In McCallum v Saputo ( 2021 MBCA 62 ) JA Pfuetzner made it clear that under the common law an employer has no duty to investigate prior to dismissing an employee although if they do not and just cause is not found they run the risk of additional damages for not doing so.
In other words, if you hired Sherlock Holmes as a workplace investigator who concluded that you did have just cause but the judge disagreed with Mr Holmes, then the employer would lose.
On the other hand if you did no investigation at all but proved your case in Court, then the employer would win.

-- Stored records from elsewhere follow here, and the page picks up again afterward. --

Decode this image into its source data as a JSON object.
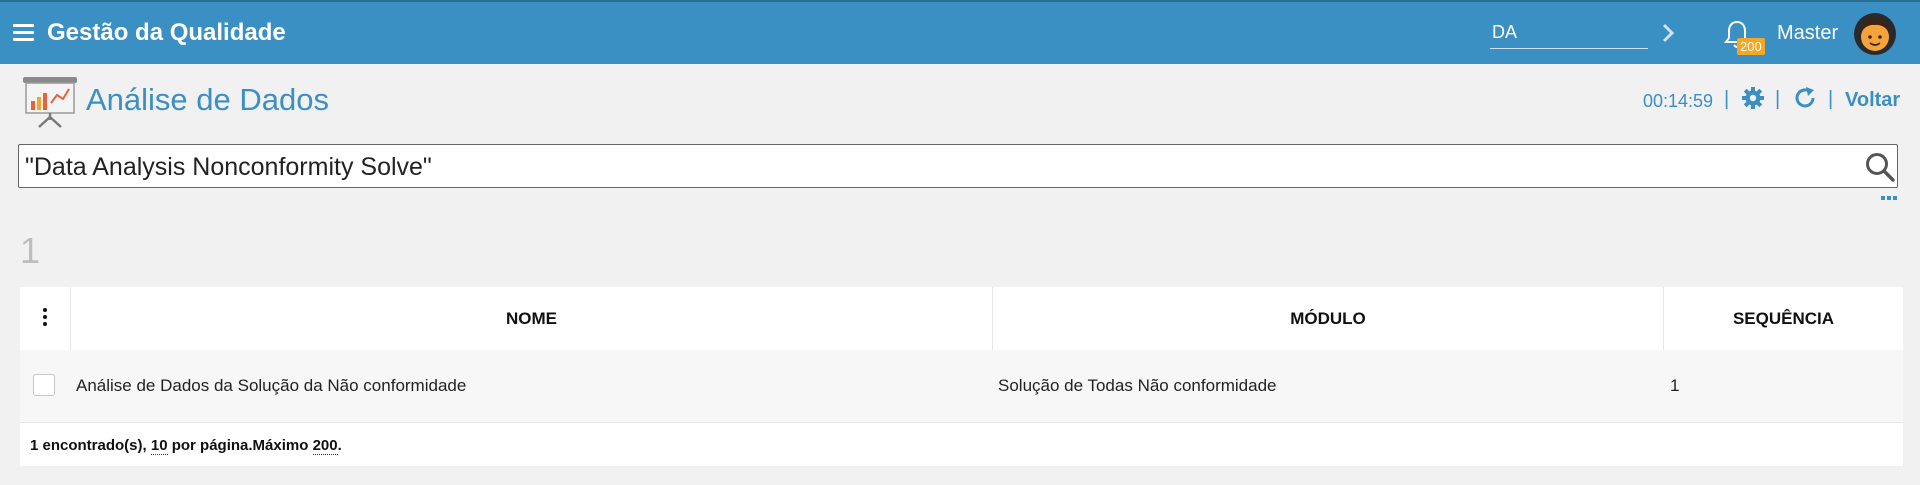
{
  "topbar": {
    "app_title": "Gestão da Qualidade",
    "quick_value": "DA",
    "notification_count": "200",
    "user_name": "Master",
    "accent": "#3a8fc3"
  },
  "header": {
    "title": "Análise de Dados",
    "timer": "00:14:59",
    "separator": "|",
    "back_label": "Voltar"
  },
  "search": {
    "value": "\"Data Analysis Nonconformity Solve\""
  },
  "results": {
    "count": "1"
  },
  "table": {
    "columns": [
      "NOME",
      "MÓDULO",
      "SEQUÊNCIA"
    ],
    "rows": [
      {
        "nome": "Análise de Dados da Solução da Não conformidade",
        "modulo": "Solução de Todas Não conformidade",
        "sequencia": "1"
      }
    ],
    "footer": {
      "found": "1 encontrado(s), ",
      "per_page_value": "10",
      "per_page_label": " por página.Máximo ",
      "max_value": "200",
      "end": "."
    }
  }
}
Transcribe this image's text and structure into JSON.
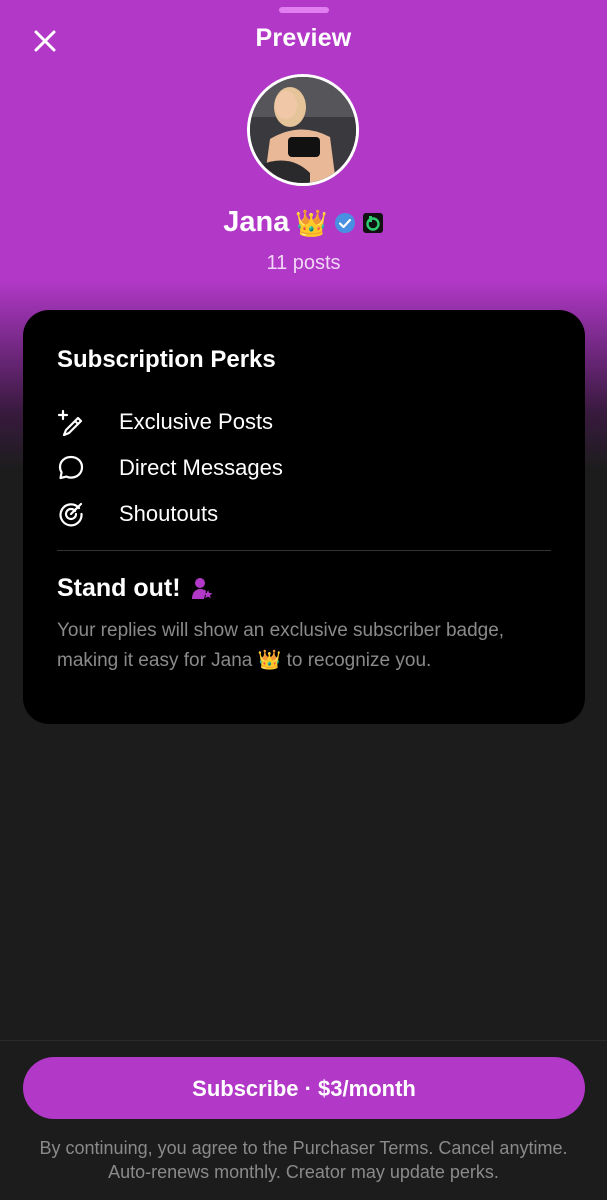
{
  "header": {
    "title": "Preview"
  },
  "profile": {
    "name": "Jana",
    "name_emoji": "👑",
    "posts_text": "11 posts",
    "verified_color": "#4a90e2"
  },
  "perks": {
    "title": "Subscription Perks",
    "items": [
      {
        "label": "Exclusive Posts",
        "icon": "pencil-sparkle-icon"
      },
      {
        "label": "Direct Messages",
        "icon": "chat-bubble-icon"
      },
      {
        "label": "Shoutouts",
        "icon": "target-icon"
      }
    ]
  },
  "standout": {
    "title": "Stand out!",
    "icon": "subscriber-badge-icon",
    "description": "Your replies will show an exclusive subscriber badge, making it easy for Jana 👑 to recognize you."
  },
  "footer": {
    "subscribe_label": "Subscribe · $3/month",
    "legal_text": "By continuing, you agree to the Purchaser Terms. Cancel anytime. Auto-renews monthly. Creator may update perks."
  },
  "colors": {
    "accent": "#b238c8",
    "card_bg": "#000000",
    "page_bg": "#1c1c1c"
  }
}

Companies often spend huge amounts of money on workplace investigations but then are shocked to find out that they are of little or no assistance when it comes to actually proving their case in a court of law. The witness statements taken down by the investigator cannot be used as direct evidence in Court and even the Plaintiff’s statements can only be used to contradict what he or she says in Court. Of course the investigators assessment of credibility and or their conclusions on liability are not admissible as this is the exclusive function of the judge or adjudicator.